“In 2001, the U.S. Postal Service issued a commemorative Thanksgiving stamp. Designed by the artist Margaret Cusack in a style resembling traditional folk-art needlework, it depicted a cornucopia overflowing with fruits and vegetables, under the phrase ‘We Give Thanks.’”
The History.com web site also proposed what the first Thanksgiving menu might have been. Here it is:
The Pilgrims’ Menu
Foods That May Have Been on the Menu
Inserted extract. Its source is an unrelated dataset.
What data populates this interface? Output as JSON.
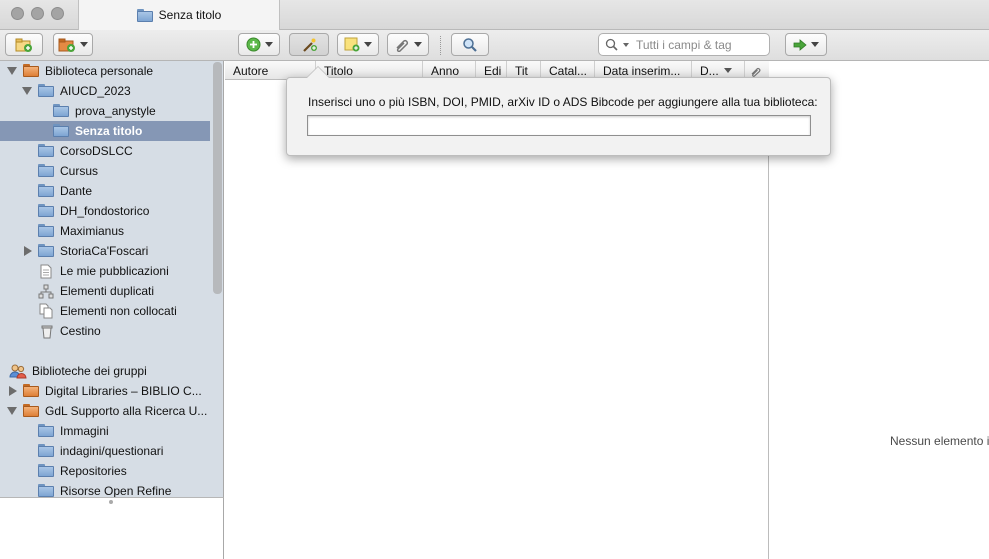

Seafood: Cod, Eel, Clams, Lobster
Wild Fowl: Wild Turkey, Goose, Duck, Crane, Swan, Partridge, Eagles
Meat: Venison, Seal
Grain: Wheat Flour, Indian Corn
Vegetables: Pumpkin, Peas, Beans, Onions, Lettuce, Radishes, Carrots
Fruit: Plums, Grapes
Nuts: Walnuts, Chestnuts, Acorns
Herbs and Seasonings: Olive Oil, Liverwort, Leeks, Dried Currants, Parsnips
What Was Not on the Menu
Surprisingly, the following foods, all considered staples of the modern Thanksgiving meal, didn’t appear on the pilgrims’s first feast table:
Ham: There is no evidence that the colonists had butchered a pig by this time, though they had brought pigs with them from England.
Sweet Potatoes/Potatoes: These were not common.
Corn on the Cob: Corn was kept dried out at this time of year.
Cranberry Sauce: The colonists had cranberries but no sugar at this time.
Pumpkin Pie: It’s not a recipe that exists at this point, though the pilgrims had recipes for stewed pumpkin.
Chicken/Eggs: We know that the colonists brought hens with them from England, but it’s unknown how many they had left at this point or whether the hens were still laying.
Milk: No cows had been aboard the Mayflower, though it’s possible that the colonists used goat milk to make cheese.
This information comes from Food Historian at Plimoth Plantation, Kathleen Curtin.
Wonder when the first Macy’s Parade was held? It was originally known as the Macy’s Christmas Parade - to mark the launch of the Christmas shopping season. The first Macy’s Thanksgiving Day Parade took place in New York in 1924. It was put together by Macy’s employees and had animals from the Central Park Zoo.
Today, some 3 million people attend the annual parade and another 44 million watch it on television, according to the History.com web site.
So, armed with some information about Thanksgiving, I hope you have your best one yet!
Happy Thanksgiving!

Go to your Happy Place!

See you next week!